… it was not possible to find one inexpensively on short notice. Further complicating the issue was the fact that I’d have to pack or ship the bonnet, which is a pain since bonnets are so bulky, so I couldn’t just make one at home and get it to California easily. What to do?
After I finished my bodice, all that was left was the skirt! Laughing Moon 114 has a very basic skirt pattern– it’s just four panels of fabric, with a pocket option that I took full advantage of, hoping to minimize the things I’d have to carry at Dickens Fair. I drafted my own pocket pattern, though, since reviews concur that the drafted pocket is too deep to get your hands all the way into, which makes it less useful. I put it on the right front seam, which was a convenient location.
One thing I did was to cut my skirt slightly wider than the pattern– it was supposed to be three 44″ panels plus one more 13″ panel for a total of about 144″ once the seam allowances were accounted for. I thought a 13″ wide back panel sounded ridiculously narrow, but rather than risk going too wide for 1840s with four 44″ panels, I split the difference and made my fourth panel only about 30″ wide. Not sure if it really made much of a difference in fullness, but it turned out fine.

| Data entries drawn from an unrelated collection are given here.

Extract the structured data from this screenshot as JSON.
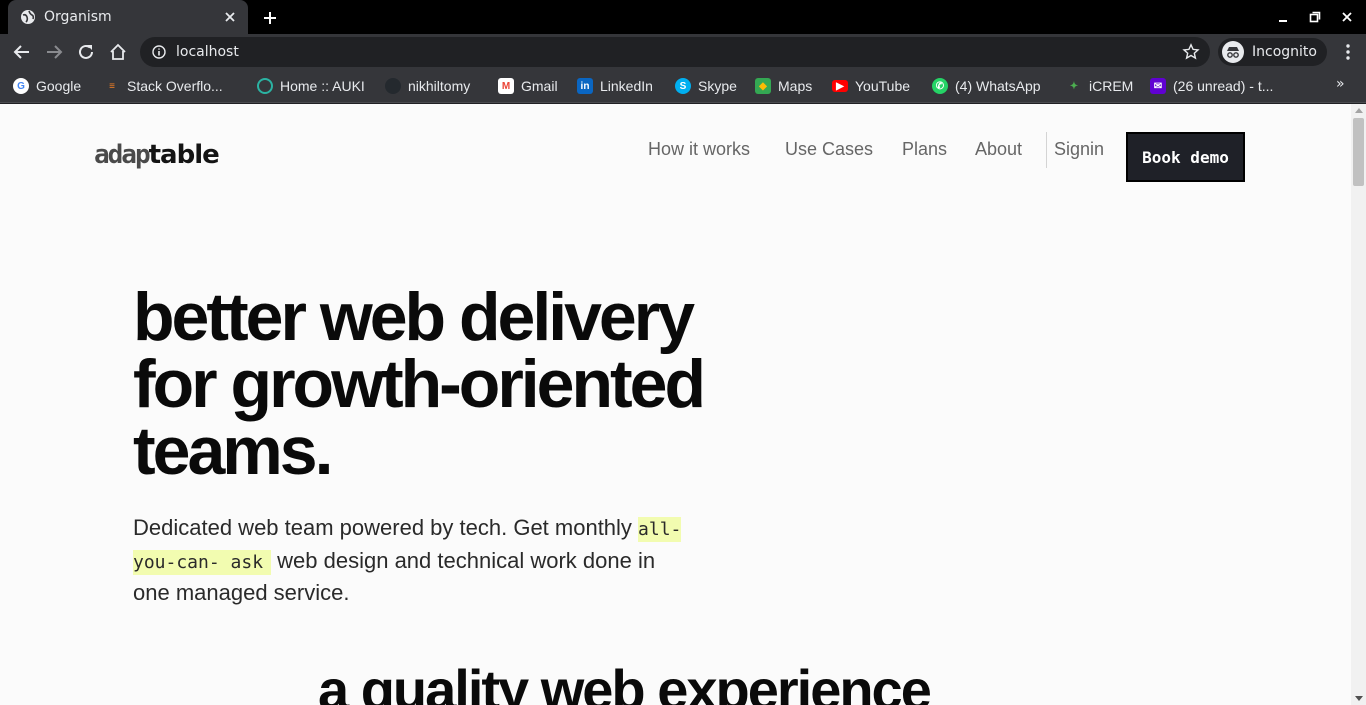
{
  "browser": {
    "tab": {
      "title": "Organism"
    },
    "address": {
      "url": "localhost"
    },
    "profile": {
      "label": "Incognito"
    },
    "bookmarks": [
      {
        "label": "Google",
        "icon": "google-icon",
        "color": "#ffffff"
      },
      {
        "label": "Stack Overflo...",
        "icon": "stackoverflow-icon",
        "color": "#f48024"
      },
      {
        "label": "Home :: AUKI",
        "icon": "auki-icon",
        "color": "#2bb3a3"
      },
      {
        "label": "nikhiltomy",
        "icon": "github-icon",
        "color": "#24292e"
      },
      {
        "label": "Gmail",
        "icon": "gmail-icon",
        "color": "#ea4335"
      },
      {
        "label": "LinkedIn",
        "icon": "linkedin-icon",
        "color": "#0a66c2"
      },
      {
        "label": "Skype",
        "icon": "skype-icon",
        "color": "#00aff0"
      },
      {
        "label": "Maps",
        "icon": "maps-icon",
        "color": "#34a853"
      },
      {
        "label": "YouTube",
        "icon": "youtube-icon",
        "color": "#ff0000"
      },
      {
        "label": "(4) WhatsApp",
        "icon": "whatsapp-icon",
        "color": "#25d366"
      },
      {
        "label": "iCREM",
        "icon": "icrem-icon",
        "color": "#4caf50"
      },
      {
        "label": "(26 unread) - t...",
        "icon": "yahoo-mail-icon",
        "color": "#6001d2"
      }
    ],
    "more_label": "»"
  },
  "site": {
    "logo": {
      "prefix": "adap",
      "suffix": "table"
    },
    "nav": {
      "how": "How it works",
      "use_cases": "Use Cases",
      "plans": "Plans",
      "about": "About",
      "signin": "Signin",
      "cta": "Book demo"
    },
    "hero": {
      "line1": "better web delivery",
      "line2": "for growth-oriented",
      "line3": "teams.",
      "sub_before": "Dedicated web team powered by tech. Get monthly ",
      "sub_highlight": "all-you-can- ask",
      "sub_after": " web design and technical work done in one managed service."
    },
    "section_title": "a quality web experience"
  }
}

I chose to use the sleeves from View A of the Laughing Moon 114 pattern– short mancherons over tight, bias-cut long sleeves. While the pattern said that I wouldn’t need to line the mancherons, I didn’t like the look of them unlined– instead, I cut out identical pieces out of my fashion fabric and self-lined the mancherons before attaching them to the long, unlined sleeves.
I hand-basted the sleeves into the armscyes to make sure that all of the layers stayed where they were supposed to be, then machine-stitched over my basting. Then (important step) I clipped the curves on the armscye seams, allowing for more movement. The piping turned out looking great– such a nice tiny detail.
Once I finished my mockup, it was time to cut into my fabric. I made the bodice lining out of ivory cotton sateen– it’s a nice, firmly-woven fabric that’s silky-smooth on one side, so perfect for sturdy linings. I couldn’t tell from the pattern whether the center front seam was supposed to be facing the right side or wrong side, so I made it face the wrong side. In retrospect, it probably should’ve gone the other way, to make the foldover neckline easier to do on the overlay, but it was fine.
I’ve already mentioned my propensity towards urging my friends to attend historical costume events with me, so it should be no surprise that for an upcoming Victorian ball I managed to convince a friend to let me outfit her in something appropriate– in this case, an altered modern ballgown (of course).
Hello, all! So Halloween is approaching, and while I know I’ve already posted about the Great Hat Project, I thought I’d mention that there are a still few hats left for sale in my Etsy shop! (there are a even a few that aren’t listed, so if you’re interested just shoot me a message and I’ll find pictures of the unlisted ones for you). Here are some examples of what I’ve got in the shop!
These are on major sale right now, because I’m looking to make space in my closet for more projects. Here’s hoping that someone out there can give them a good home!
And now back to your regularly scheduled programming…
To really get the elegant silhouette of an 1890s ballgown I needed a good petticoat to go under the skirt. Just like the skirt, it would be relatively narrow at the top with a really wide hem for maximum swishiness. I made it out of 5 yards of white polyester taffeta.